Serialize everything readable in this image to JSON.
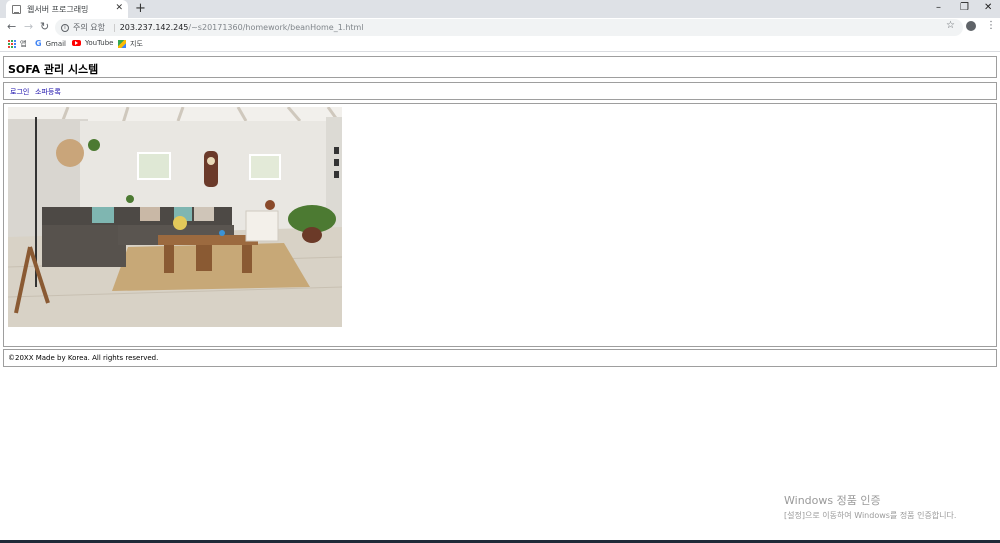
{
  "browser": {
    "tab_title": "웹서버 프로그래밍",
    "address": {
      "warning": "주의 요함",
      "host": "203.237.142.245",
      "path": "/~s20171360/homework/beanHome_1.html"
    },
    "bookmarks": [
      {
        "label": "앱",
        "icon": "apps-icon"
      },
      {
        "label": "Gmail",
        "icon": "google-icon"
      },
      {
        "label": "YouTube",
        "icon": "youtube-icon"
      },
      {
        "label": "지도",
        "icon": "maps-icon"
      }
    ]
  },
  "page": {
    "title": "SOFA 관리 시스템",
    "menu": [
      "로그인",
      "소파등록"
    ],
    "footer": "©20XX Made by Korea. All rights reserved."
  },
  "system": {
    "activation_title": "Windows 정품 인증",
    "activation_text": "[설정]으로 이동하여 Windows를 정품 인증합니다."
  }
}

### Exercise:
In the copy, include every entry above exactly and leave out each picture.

### Answer:
Serialize everything readable in this image to JSON.
{
  "browser": {
    "tab_title": "웹서버 프로그래밍",
    "address": {
      "warning": "주의 요함",
      "host": "203.237.142.245",
      "path": "/~s20171360/homework/beanHome_1.html"
    },
    "bookmarks": [
      {
        "label": "앱",
        "icon": "apps-icon"
      },
      {
        "label": "Gmail",
        "icon": "google-icon"
      },
      {
        "label": "YouTube",
        "icon": "youtube-icon"
      },
      {
        "label": "지도",
        "icon": "maps-icon"
      }
    ]
  },
  "page": {
    "title": "SOFA 관리 시스템",
    "menu": [
      "로그인",
      "소파등록"
    ],
    "footer": "©20XX Made by Korea. All rights reserved."
  },
  "system": {
    "activation_title": "Windows 정품 인증",
    "activation_text": "[설정]으로 이동하여 Windows를 정품 인증합니다."
  }
}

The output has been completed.